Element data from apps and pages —
* * * * * * * * *

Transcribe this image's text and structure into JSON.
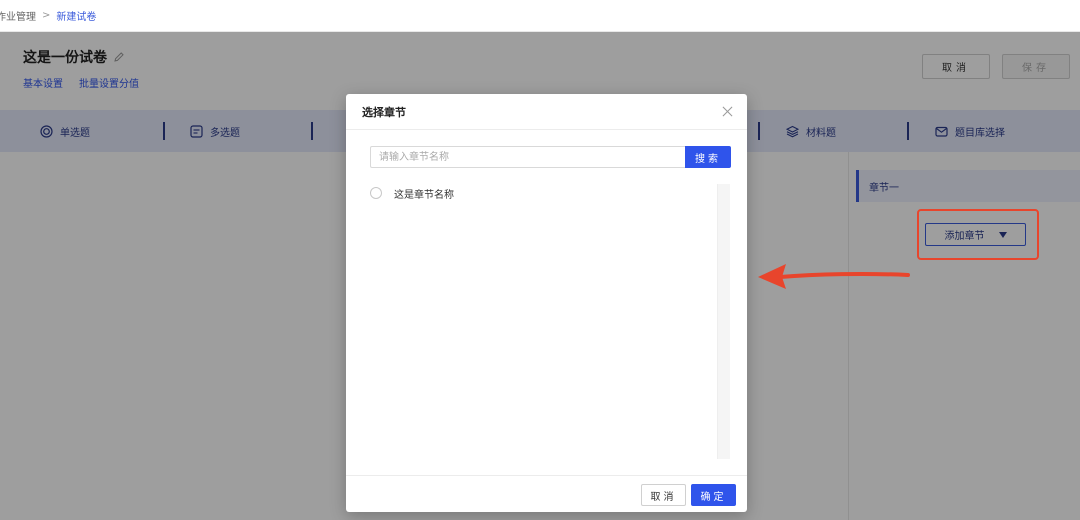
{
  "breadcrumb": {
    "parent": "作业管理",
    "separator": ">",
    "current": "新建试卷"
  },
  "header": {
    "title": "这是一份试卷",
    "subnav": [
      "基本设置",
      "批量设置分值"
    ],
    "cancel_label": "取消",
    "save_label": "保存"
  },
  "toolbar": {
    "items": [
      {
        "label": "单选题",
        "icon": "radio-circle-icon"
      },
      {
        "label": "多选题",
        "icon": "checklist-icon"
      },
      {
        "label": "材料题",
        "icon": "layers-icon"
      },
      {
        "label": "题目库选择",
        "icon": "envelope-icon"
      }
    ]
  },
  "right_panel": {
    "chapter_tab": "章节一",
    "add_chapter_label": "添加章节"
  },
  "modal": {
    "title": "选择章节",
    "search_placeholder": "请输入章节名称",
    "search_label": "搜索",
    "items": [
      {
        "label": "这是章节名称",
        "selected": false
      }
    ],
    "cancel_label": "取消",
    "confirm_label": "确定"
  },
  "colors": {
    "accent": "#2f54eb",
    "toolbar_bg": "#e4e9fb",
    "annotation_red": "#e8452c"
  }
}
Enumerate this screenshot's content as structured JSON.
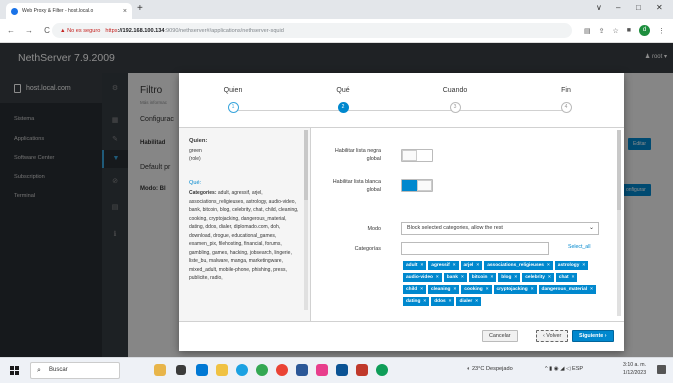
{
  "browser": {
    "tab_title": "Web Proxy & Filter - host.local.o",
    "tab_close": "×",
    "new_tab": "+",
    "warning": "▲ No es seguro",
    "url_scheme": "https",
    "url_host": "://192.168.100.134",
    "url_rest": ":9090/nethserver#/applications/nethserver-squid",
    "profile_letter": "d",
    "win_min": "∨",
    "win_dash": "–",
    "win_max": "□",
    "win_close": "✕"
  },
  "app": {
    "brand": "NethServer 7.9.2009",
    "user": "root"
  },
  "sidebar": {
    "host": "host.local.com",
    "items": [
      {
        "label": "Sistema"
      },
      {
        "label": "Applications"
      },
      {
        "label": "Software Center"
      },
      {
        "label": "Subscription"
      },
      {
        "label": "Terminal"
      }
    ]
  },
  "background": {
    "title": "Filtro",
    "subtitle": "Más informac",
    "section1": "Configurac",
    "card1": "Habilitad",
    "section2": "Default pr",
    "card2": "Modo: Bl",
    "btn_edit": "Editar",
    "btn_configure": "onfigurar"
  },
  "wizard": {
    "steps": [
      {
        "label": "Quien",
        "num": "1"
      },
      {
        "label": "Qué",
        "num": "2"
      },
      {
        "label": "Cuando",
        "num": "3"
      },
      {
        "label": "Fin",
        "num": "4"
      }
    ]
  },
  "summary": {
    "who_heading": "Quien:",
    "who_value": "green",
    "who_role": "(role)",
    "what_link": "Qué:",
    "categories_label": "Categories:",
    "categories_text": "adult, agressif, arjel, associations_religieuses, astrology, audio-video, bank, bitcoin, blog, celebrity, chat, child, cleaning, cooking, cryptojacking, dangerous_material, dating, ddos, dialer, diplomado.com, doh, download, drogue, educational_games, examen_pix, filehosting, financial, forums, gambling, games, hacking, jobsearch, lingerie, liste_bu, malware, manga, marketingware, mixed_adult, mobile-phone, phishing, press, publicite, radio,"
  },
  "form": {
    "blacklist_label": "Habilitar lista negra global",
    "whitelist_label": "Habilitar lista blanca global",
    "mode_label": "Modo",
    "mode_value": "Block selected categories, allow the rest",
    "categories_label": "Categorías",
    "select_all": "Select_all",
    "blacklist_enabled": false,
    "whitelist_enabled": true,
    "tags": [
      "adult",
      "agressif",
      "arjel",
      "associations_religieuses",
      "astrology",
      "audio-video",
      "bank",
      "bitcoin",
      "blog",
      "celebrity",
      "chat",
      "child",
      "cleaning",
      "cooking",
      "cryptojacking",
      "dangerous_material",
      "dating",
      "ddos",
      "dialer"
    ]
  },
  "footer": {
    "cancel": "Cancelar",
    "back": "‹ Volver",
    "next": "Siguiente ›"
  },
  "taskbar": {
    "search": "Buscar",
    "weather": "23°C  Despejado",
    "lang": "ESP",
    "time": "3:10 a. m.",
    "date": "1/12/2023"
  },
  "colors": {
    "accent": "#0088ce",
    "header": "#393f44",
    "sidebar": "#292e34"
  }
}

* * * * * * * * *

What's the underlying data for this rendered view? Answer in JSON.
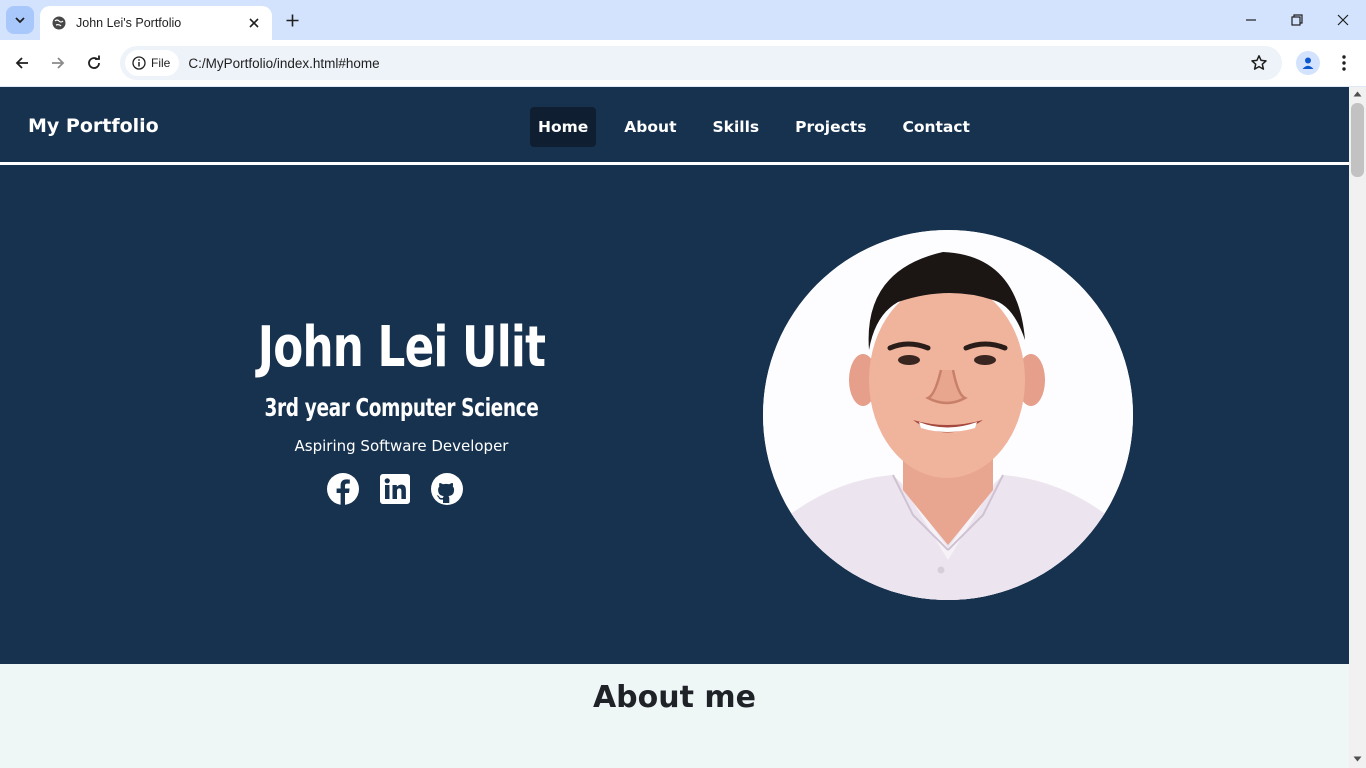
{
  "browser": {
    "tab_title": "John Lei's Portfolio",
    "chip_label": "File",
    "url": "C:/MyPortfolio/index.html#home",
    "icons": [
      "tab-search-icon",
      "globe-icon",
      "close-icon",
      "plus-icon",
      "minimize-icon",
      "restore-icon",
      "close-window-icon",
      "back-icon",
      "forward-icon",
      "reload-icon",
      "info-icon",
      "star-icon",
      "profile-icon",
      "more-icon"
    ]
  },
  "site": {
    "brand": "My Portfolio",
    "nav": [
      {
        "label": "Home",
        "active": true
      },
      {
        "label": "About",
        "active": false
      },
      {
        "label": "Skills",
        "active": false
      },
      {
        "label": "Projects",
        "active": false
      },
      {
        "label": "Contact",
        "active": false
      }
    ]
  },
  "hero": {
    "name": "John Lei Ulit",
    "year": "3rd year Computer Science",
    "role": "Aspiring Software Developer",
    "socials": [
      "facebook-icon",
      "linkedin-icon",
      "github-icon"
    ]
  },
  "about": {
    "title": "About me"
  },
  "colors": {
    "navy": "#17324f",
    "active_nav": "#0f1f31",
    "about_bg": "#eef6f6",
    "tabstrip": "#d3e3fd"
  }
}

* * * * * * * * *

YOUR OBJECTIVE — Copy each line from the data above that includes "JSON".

SOLUTION —
Transcribe this image's text and structure into JSON.
Enumerate this screenshot's content as structured JSON.
What's the underlying data for this rendered view? Answer in JSON.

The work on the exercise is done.